(A) has employed or threatened deadly force against or in the presence of the actor; or
(B) the use of force other than deadly force to prevent the commission or the consummation of the crime would expose the actor or another in his presence to substantial danger of serious bodily injury.
What’s more, under Minnesota law police officers are also entitled to use deadly force “to effect the arrest or capture, or prevent the escape, of a person” when the office reasonably believes the person (a) “has committed or attempted to commit a felony involving the use or threatened use of deadly force” or (b) “will cause death or great bodily harm if the person’s apprehension is delayed.” Lots of possibilities of legal shootings there. The “when the looting starts, the shooting starts” phrase was apparently made prominent by Miami Police Chief Walter Headley in 1967, and may well have been used then to threaten possibly illegal shootings by police officers. But it certainly covers (especially when expressed by someone who isn’t himself giving the orders, but talking about what others might do) the risk of justified police shootings as well.
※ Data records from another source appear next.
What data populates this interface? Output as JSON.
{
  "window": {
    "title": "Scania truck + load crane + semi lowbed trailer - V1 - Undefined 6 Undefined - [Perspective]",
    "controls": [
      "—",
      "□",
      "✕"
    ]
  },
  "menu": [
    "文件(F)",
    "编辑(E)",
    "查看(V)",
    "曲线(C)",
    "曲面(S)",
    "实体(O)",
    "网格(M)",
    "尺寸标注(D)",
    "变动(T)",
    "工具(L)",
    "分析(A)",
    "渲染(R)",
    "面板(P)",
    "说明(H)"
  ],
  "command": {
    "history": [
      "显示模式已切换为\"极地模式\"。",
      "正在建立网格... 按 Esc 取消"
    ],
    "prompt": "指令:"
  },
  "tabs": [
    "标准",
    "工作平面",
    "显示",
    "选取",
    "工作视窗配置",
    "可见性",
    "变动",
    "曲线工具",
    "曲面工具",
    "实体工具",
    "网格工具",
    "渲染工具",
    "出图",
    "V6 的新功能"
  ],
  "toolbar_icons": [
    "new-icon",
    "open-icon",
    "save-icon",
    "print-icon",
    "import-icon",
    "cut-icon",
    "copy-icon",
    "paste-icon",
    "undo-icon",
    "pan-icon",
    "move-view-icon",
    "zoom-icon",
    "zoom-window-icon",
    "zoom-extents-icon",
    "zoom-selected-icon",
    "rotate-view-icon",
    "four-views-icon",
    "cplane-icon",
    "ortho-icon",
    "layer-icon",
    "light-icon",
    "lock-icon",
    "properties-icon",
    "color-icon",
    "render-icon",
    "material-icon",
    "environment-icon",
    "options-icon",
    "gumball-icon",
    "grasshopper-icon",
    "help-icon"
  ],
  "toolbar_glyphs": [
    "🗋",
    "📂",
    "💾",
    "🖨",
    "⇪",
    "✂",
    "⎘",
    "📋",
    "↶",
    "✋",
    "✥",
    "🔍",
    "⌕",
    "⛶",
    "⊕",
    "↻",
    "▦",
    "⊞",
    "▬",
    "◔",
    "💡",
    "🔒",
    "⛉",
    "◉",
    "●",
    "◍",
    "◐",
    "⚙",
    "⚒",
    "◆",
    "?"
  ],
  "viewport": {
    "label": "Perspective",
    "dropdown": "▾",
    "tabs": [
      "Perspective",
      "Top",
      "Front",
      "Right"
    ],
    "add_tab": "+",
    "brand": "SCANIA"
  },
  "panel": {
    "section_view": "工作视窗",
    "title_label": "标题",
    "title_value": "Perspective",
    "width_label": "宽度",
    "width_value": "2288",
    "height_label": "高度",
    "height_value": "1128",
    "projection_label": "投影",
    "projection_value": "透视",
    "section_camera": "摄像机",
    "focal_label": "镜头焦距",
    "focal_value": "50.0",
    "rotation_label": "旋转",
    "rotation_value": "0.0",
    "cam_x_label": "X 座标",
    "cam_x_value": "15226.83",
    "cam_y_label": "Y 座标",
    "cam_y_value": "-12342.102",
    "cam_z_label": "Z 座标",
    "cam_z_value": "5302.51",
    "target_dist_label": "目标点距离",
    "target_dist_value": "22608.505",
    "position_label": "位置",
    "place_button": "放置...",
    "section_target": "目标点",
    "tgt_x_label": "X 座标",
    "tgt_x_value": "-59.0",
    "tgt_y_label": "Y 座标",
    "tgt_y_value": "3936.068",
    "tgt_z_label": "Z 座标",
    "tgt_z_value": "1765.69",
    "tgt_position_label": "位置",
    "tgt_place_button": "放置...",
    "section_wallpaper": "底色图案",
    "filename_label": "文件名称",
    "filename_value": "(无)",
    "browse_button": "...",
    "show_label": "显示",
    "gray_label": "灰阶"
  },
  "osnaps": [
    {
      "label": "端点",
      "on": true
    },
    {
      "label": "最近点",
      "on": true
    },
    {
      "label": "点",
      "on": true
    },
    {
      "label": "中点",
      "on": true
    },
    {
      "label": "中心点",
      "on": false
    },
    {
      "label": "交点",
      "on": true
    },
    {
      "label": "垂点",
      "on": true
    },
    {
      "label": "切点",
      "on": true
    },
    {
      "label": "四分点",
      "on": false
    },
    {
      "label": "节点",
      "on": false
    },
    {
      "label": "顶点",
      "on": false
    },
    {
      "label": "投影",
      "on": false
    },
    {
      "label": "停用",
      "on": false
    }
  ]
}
There are also possibilities of illegal shootings by citizens defending themselves, or shootings the legality of which will be impossible to determine. And there is the risk of other deadly violence, whether by defenders or by other looters who think the chaos gives them a safe way to do what they like. You go into a lawless zone where mobs of people are doing lawless things, and you might become the victim of lawlessness.
And of course one deterrent to looting is precisely the risk of shooting, legal or illegal. I suspect that if a child of yours was thinking of going out with some looters, you’d warn him of the risk that he’ll die or be seriously injured. If someone was about to loot your store, and you were armed, you might warn him of the same thing:
Under Minnesota law, it appears that “simply firing a gun into the distance does not meet the definition of deadly force,” and may thus be permitted even just to protect property; neither would simply brandishing a gun and threatening to use it. And if the looters keep coming in the face of such a lawful threat (thus reasonably leading the defender to fear for his life), deadly force may become lawful, too. I wouldn’t go as far as Vice-President Biden in saying, “[if] you want to keep someone away from your house, just fire the shotgun through the door”—not generally sound advice, legally speaking—but when law and order temporarily collapses, I expect some similar behavior, including by people defending their businesses.
More broadly, one tool the American legal system uses to prevent looting and other crimes is precisely the implicit threat that people who do that might get shot. All criminal laws are ultimately backed by the threat of violence (arrest), including indirectly the threat of deadly violence (potential shooting if you violently refuse to go along with the arrest). But laws against looting, I think, are even more clearly backed by the threat that someone, whether police or otherwise, will shoot.
It’s not unconstitutional for Twitter to block tweets that express this sentiment. Twitter isn’t the government, and thus isn’t bound by the First Amendment. Nor does Twitter violate any statutes in blocking such tweets (again, Twitter didn’t block Trump’s tweet, but I take it that its message is that it could block the same tweet from a private citizen). Nor does it lose immunity from defamation liability based on other tweets by blocking this sort of tweet.
But I do think this example helps show why people are concerned about Twitter’s policies, and the dangers that they will restrict (to be sure, just on this one privately owned but very important platform) legitimate discussions and warnings.